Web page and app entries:
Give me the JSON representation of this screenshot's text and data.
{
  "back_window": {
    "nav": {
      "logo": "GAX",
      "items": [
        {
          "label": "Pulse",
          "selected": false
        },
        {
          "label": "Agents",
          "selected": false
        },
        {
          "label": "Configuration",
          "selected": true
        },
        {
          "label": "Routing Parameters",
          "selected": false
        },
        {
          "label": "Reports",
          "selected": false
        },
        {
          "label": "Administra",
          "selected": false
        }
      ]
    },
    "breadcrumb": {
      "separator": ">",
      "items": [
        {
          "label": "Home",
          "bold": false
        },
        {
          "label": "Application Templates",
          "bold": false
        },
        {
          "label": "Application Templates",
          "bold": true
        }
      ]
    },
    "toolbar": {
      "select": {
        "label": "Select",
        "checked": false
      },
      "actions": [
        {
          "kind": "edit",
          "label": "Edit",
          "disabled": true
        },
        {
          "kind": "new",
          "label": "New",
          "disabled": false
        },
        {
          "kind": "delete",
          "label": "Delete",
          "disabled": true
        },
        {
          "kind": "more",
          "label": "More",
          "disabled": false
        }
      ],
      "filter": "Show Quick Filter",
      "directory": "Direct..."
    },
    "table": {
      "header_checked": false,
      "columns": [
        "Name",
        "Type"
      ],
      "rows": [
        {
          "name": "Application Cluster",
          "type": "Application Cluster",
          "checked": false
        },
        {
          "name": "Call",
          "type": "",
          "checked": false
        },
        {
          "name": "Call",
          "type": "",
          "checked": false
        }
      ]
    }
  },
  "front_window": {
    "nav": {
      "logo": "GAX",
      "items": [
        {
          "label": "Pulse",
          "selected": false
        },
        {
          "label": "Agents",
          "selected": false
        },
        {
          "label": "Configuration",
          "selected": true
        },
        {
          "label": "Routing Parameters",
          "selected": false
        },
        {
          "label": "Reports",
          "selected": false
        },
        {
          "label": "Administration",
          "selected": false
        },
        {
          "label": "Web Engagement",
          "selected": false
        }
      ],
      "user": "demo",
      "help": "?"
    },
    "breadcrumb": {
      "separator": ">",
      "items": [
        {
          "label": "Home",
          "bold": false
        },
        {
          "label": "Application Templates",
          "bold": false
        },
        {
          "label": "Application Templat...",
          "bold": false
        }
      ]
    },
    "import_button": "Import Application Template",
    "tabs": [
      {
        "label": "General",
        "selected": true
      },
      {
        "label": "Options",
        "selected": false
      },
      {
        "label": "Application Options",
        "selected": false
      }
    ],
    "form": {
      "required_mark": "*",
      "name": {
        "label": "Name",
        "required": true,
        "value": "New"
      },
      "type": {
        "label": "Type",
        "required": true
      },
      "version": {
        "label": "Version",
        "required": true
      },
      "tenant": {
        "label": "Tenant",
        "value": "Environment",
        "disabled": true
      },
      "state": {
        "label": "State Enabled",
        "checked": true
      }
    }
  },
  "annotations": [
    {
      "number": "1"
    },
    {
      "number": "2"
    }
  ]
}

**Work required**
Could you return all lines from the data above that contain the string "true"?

**Exercise result**
          "selected": true
          "bold": true
          "disabled": true
          "disabled": true
          "selected": true
        "selected": true
        "required": true,
        "required": true
        "required": true
        "disabled": true
        "checked": true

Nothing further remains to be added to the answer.